__How to complete this task__: From the first line to the last, print the data exactly as it appears.

__Records supplied__:
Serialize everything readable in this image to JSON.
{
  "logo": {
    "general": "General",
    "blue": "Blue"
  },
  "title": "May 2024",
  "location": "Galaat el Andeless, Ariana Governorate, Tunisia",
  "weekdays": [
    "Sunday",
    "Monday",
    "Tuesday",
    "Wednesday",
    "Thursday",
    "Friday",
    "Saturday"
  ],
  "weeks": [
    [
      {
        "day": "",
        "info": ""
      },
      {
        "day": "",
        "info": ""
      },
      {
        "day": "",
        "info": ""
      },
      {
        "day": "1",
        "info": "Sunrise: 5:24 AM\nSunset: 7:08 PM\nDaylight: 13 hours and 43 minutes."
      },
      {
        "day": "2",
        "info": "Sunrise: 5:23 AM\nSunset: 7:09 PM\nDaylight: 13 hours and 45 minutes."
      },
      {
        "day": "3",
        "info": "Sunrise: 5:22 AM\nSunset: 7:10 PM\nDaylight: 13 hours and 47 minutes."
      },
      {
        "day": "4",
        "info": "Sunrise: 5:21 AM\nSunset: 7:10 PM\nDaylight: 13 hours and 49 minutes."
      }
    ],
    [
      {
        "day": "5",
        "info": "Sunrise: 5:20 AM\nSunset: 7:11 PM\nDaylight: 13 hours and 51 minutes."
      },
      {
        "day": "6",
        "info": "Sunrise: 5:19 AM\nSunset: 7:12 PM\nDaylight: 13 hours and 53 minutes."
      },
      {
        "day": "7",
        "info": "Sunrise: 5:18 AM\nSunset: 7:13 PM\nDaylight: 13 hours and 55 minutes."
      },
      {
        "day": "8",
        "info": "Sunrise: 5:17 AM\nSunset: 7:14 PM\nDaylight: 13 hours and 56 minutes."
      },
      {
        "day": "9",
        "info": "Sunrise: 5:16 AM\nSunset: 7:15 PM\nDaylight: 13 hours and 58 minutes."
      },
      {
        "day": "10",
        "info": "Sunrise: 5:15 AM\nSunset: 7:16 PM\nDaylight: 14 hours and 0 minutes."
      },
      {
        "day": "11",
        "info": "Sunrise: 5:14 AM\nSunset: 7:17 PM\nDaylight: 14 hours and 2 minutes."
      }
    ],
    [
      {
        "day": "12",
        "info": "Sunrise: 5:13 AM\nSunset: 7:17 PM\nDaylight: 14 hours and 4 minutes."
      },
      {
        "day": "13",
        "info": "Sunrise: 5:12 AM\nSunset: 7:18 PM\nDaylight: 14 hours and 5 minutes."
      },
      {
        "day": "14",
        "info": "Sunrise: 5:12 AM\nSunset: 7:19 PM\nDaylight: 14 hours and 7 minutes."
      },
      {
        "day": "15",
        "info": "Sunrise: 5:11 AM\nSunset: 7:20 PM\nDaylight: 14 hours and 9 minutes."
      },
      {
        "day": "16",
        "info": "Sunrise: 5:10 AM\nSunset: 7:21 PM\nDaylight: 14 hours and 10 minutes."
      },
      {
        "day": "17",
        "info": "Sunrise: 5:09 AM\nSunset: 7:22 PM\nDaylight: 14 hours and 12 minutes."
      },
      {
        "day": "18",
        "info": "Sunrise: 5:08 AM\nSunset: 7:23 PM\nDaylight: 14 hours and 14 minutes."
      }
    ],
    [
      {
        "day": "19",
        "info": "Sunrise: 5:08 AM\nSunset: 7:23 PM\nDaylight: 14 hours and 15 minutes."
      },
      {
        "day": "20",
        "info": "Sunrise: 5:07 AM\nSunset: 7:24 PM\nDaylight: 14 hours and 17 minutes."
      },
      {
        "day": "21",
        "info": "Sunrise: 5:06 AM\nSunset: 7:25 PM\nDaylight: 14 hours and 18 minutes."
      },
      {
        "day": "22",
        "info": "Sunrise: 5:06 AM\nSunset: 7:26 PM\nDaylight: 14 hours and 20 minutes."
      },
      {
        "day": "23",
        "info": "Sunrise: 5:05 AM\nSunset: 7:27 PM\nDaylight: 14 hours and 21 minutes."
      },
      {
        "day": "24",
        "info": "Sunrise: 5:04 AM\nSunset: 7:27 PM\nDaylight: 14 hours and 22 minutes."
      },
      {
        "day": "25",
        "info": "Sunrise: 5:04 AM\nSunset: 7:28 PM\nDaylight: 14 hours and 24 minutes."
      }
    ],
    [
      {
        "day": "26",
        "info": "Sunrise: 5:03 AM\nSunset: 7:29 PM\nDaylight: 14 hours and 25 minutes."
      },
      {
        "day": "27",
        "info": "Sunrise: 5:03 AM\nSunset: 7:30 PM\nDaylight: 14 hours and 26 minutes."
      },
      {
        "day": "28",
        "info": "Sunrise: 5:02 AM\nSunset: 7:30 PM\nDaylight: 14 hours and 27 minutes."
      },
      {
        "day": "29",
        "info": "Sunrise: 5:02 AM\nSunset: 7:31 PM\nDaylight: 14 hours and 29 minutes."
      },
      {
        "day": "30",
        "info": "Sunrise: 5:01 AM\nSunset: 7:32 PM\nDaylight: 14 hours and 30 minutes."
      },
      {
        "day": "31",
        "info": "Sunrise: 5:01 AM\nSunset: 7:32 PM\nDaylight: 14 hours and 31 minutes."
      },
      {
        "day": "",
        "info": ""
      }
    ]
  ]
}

__Your response__:
Serialize everything readable in this image to JSON.
{
  "logo": {
    "general": "General",
    "blue": "Blue"
  },
  "title": "May 2024",
  "location": "Galaat el Andeless, Ariana Governorate, Tunisia",
  "weekdays": [
    "Sunday",
    "Monday",
    "Tuesday",
    "Wednesday",
    "Thursday",
    "Friday",
    "Saturday"
  ],
  "weeks": [
    [
      {
        "day": "",
        "info": ""
      },
      {
        "day": "",
        "info": ""
      },
      {
        "day": "",
        "info": ""
      },
      {
        "day": "1",
        "info": "Sunrise: 5:24 AM\nSunset: 7:08 PM\nDaylight: 13 hours and 43 minutes."
      },
      {
        "day": "2",
        "info": "Sunrise: 5:23 AM\nSunset: 7:09 PM\nDaylight: 13 hours and 45 minutes."
      },
      {
        "day": "3",
        "info": "Sunrise: 5:22 AM\nSunset: 7:10 PM\nDaylight: 13 hours and 47 minutes."
      },
      {
        "day": "4",
        "info": "Sunrise: 5:21 AM\nSunset: 7:10 PM\nDaylight: 13 hours and 49 minutes."
      }
    ],
    [
      {
        "day": "5",
        "info": "Sunrise: 5:20 AM\nSunset: 7:11 PM\nDaylight: 13 hours and 51 minutes."
      },
      {
        "day": "6",
        "info": "Sunrise: 5:19 AM\nSunset: 7:12 PM\nDaylight: 13 hours and 53 minutes."
      },
      {
        "day": "7",
        "info": "Sunrise: 5:18 AM\nSunset: 7:13 PM\nDaylight: 13 hours and 55 minutes."
      },
      {
        "day": "8",
        "info": "Sunrise: 5:17 AM\nSunset: 7:14 PM\nDaylight: 13 hours and 56 minutes."
      },
      {
        "day": "9",
        "info": "Sunrise: 5:16 AM\nSunset: 7:15 PM\nDaylight: 13 hours and 58 minutes."
      },
      {
        "day": "10",
        "info": "Sunrise: 5:15 AM\nSunset: 7:16 PM\nDaylight: 14 hours and 0 minutes."
      },
      {
        "day": "11",
        "info": "Sunrise: 5:14 AM\nSunset: 7:17 PM\nDaylight: 14 hours and 2 minutes."
      }
    ],
    [
      {
        "day": "12",
        "info": "Sunrise: 5:13 AM\nSunset: 7:17 PM\nDaylight: 14 hours and 4 minutes."
      },
      {
        "day": "13",
        "info": "Sunrise: 5:12 AM\nSunset: 7:18 PM\nDaylight: 14 hours and 5 minutes."
      },
      {
        "day": "14",
        "info": "Sunrise: 5:12 AM\nSunset: 7:19 PM\nDaylight: 14 hours and 7 minutes."
      },
      {
        "day": "15",
        "info": "Sunrise: 5:11 AM\nSunset: 7:20 PM\nDaylight: 14 hours and 9 minutes."
      },
      {
        "day": "16",
        "info": "Sunrise: 5:10 AM\nSunset: 7:21 PM\nDaylight: 14 hours and 10 minutes."
      },
      {
        "day": "17",
        "info": "Sunrise: 5:09 AM\nSunset: 7:22 PM\nDaylight: 14 hours and 12 minutes."
      },
      {
        "day": "18",
        "info": "Sunrise: 5:08 AM\nSunset: 7:23 PM\nDaylight: 14 hours and 14 minutes."
      }
    ],
    [
      {
        "day": "19",
        "info": "Sunrise: 5:08 AM\nSunset: 7:23 PM\nDaylight: 14 hours and 15 minutes."
      },
      {
        "day": "20",
        "info": "Sunrise: 5:07 AM\nSunset: 7:24 PM\nDaylight: 14 hours and 17 minutes."
      },
      {
        "day": "21",
        "info": "Sunrise: 5:06 AM\nSunset: 7:25 PM\nDaylight: 14 hours and 18 minutes."
      },
      {
        "day": "22",
        "info": "Sunrise: 5:06 AM\nSunset: 7:26 PM\nDaylight: 14 hours and 20 minutes."
      },
      {
        "day": "23",
        "info": "Sunrise: 5:05 AM\nSunset: 7:27 PM\nDaylight: 14 hours and 21 minutes."
      },
      {
        "day": "24",
        "info": "Sunrise: 5:04 AM\nSunset: 7:27 PM\nDaylight: 14 hours and 22 minutes."
      },
      {
        "day": "25",
        "info": "Sunrise: 5:04 AM\nSunset: 7:28 PM\nDaylight: 14 hours and 24 minutes."
      }
    ],
    [
      {
        "day": "26",
        "info": "Sunrise: 5:03 AM\nSunset: 7:29 PM\nDaylight: 14 hours and 25 minutes."
      },
      {
        "day": "27",
        "info": "Sunrise: 5:03 AM\nSunset: 7:30 PM\nDaylight: 14 hours and 26 minutes."
      },
      {
        "day": "28",
        "info": "Sunrise: 5:02 AM\nSunset: 7:30 PM\nDaylight: 14 hours and 27 minutes."
      },
      {
        "day": "29",
        "info": "Sunrise: 5:02 AM\nSunset: 7:31 PM\nDaylight: 14 hours and 29 minutes."
      },
      {
        "day": "30",
        "info": "Sunrise: 5:01 AM\nSunset: 7:32 PM\nDaylight: 14 hours and 30 minutes."
      },
      {
        "day": "31",
        "info": "Sunrise: 5:01 AM\nSunset: 7:32 PM\nDaylight: 14 hours and 31 minutes."
      },
      {
        "day": "",
        "info": ""
      }
    ]
  ]
}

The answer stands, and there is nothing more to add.